Festivals. You know what you are getting, right? Either turn up at the church hall and pick up your pint glass before scanning the massed ranks of gantried casks or walk into the old mink abattoir and tie on the gold lamé wristband before handing your Teku to a guy pouring strawberry daiquiri IPA. But what about if you travelled hundreds of miles to a foreign city with an alien beer culture? Would the beer festival be the same? There’s only one way to find out…
Craft Beer has spread it’s marketing-led tentacles/independence-led passion (delete as applicable) far and wide these days. Take Portugal. The land of Vinho Verde and Tawny Port has another string to its bow. Last month during a trip to enjoy as much of those two aforementioned things as possible the sheer co-incidence of arriving into her second city on the opening day of Porto Beer Fest was too good an opportunity to pass up. Even before realising the entire thing was taking place outdoors in the botanic gardens in 30°C heat, all enjoyed on communal tables in the shadow of a 1950’s handball arena. Bring it on. So what did I learn on a hugely enjoyable few hours of Anglo-Porto relations?
1. Portuguese Craft Beer is Booming
Let’s get the confession out of the way first. Despite craft beer being a global phenomenon and the bottle shop five minute’s walk from my front door carrying beer from dozens of countries, I had never heard of a single Portuguese brewery. It’s shameful but it also meant I could pitch up with no preconceptions, and every single thing I tried would be new and exciting. And isn’t that the very best thing about beer festivals? Porto Beer Fest had around 22 producers from its home country and around half as many again from overseas (almost all of which were Spanish). Breweries like Oitava Colina, Sovina and Dois Corvos were all a fantastic mystery to me and made for a voyage of discovery.
2. Keep It Local
And pretty much all of these Portuguese and Spanish craft breweries’ stalls were mobbed throughout the entire time we were there, which was great to see. In fact, the only stall that didn’t get much traffic was the imports one that featured mostly Mikkeller and BrewDog and the Belgian offering selection with Gulden Draak and a few other abbey beers alongside a broader selection that included the likes of Sam Adams Boston Lager, Anchor Liberty Ale and…er…Bishop’s Finger.

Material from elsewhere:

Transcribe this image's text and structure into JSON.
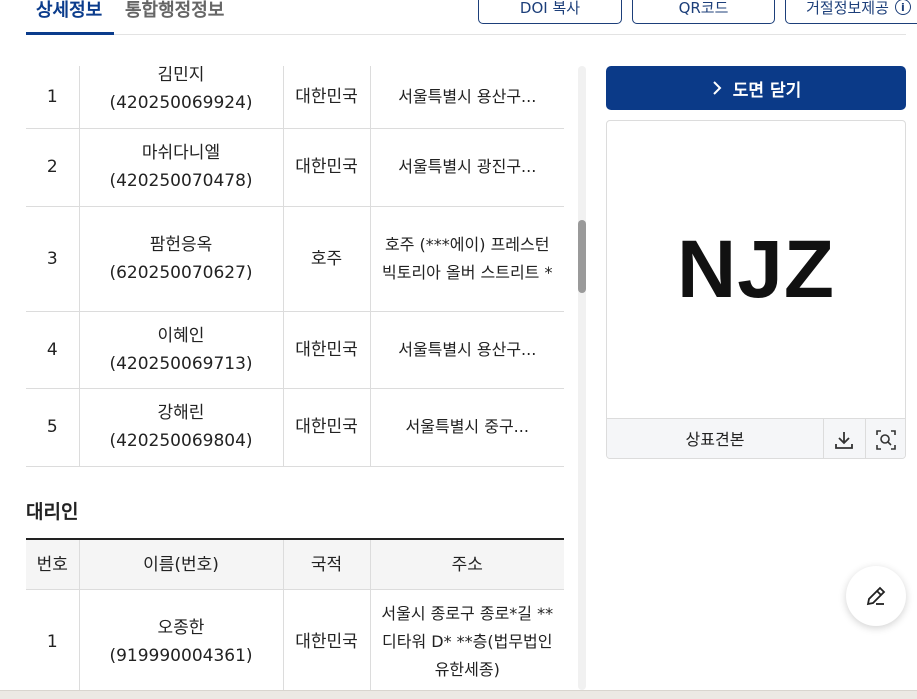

3. The Location
I said in my most recent festival-related post that it’s not necessarily the beer that makes or breaks an event like this and yet again that proved to be true. I’ve never been to a beer festival that had peacocks walking around before – so that was definitely a bonus. The sun set as a drone buzzed softly overhead (another first – here’s what it was up to), the evening entertainment kicked into life and it all seemed perfect. I guess being on holiday helped (even if I wasn’t down the front jumping around to the Afrobeat of They Must Be A Crazy). Beer festival tourism – it has a future, I think.
4. The Beers
Ok so even if being on holiday skewed my enjoyment slightly – and hell, why would it not? The beers were just as good as the surroundings. Best of the event was without doubt Voragem Black IPA from Mean Sardine – 7% and massively roasty but with a huge hit of citrus hops. Also as good Vandoma Route 66 APA (pictured above) and D’Os Diablos Wee Heavy (yes, I know) and the last beer of the night, which you could take home with you in the glass as you walked out of the venue – another first – an 11% Italian Grape Ale from Luzia, a brewery based just north of Portugal’s third city Coimbra. Chalky, vinous and enormously strong – just a fantastic beer and a perfect way in which to end the festival.
5. The Styles
As you’ve picked up from that last paragraph, there were all sorts on offer in terms of beer styles. Checking the beer list, there was a fairly even split amongst US-themed styles, German and Belgian beers with some Portuguese and Spanish breweries seemingly specialising in one or another. From Helles to Quads to Double IPAs there were also a few gose, barley wines and beers featuring smoked plums, mango, lemon verbena, more than a few sours and such menu-busting offerings as an imperial coffee cocoa rye smoked stout.
6. The inescapable…
Oh yes, and six of the thirty-odd breweries in attendance had brought with them a New England IPA. There’s no getting away from it (literally, in my case), it really is the style of the moment. And sadly seeing as the one thing I wanted to try was a dark beer aged in port barrels, there was only a single one on the beer list – Vadia Old Ale Tawny Oak – and it wasn’t pouring the session I was at. I guess, at beer festivals, some things actually don’t change.